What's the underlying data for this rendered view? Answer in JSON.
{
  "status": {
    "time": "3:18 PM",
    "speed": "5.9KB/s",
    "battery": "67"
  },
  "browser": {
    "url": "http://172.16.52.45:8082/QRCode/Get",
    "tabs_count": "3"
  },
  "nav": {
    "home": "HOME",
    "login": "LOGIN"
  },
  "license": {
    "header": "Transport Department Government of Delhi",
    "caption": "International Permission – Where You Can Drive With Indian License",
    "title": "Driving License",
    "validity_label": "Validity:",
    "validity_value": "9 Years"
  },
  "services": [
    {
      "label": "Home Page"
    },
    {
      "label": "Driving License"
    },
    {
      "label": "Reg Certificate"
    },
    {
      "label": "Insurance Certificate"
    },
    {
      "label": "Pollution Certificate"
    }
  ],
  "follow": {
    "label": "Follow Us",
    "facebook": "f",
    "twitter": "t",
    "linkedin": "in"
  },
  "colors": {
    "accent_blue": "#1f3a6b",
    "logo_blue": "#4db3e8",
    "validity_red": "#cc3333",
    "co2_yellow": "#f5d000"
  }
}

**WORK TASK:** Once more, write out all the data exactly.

**RESULT OF THIS TASK:**
What's the underlying data for this rendered view? Answer in JSON.
{
  "status": {
    "time": "3:18 PM",
    "speed": "5.9KB/s",
    "battery": "67"
  },
  "browser": {
    "url": "http://172.16.52.45:8082/QRCode/Get",
    "tabs_count": "3"
  },
  "nav": {
    "home": "HOME",
    "login": "LOGIN"
  },
  "license": {
    "header": "Transport Department Government of Delhi",
    "caption": "International Permission – Where You Can Drive With Indian License",
    "title": "Driving License",
    "validity_label": "Validity:",
    "validity_value": "9 Years"
  },
  "services": [
    {
      "label": "Home Page"
    },
    {
      "label": "Driving License"
    },
    {
      "label": "Reg Certificate"
    },
    {
      "label": "Insurance Certificate"
    },
    {
      "label": "Pollution Certificate"
    }
  ],
  "follow": {
    "label": "Follow Us",
    "facebook": "f",
    "twitter": "t",
    "linkedin": "in"
  },
  "colors": {
    "accent_blue": "#1f3a6b",
    "logo_blue": "#4db3e8",
    "validity_red": "#cc3333",
    "co2_yellow": "#f5d000"
  }
}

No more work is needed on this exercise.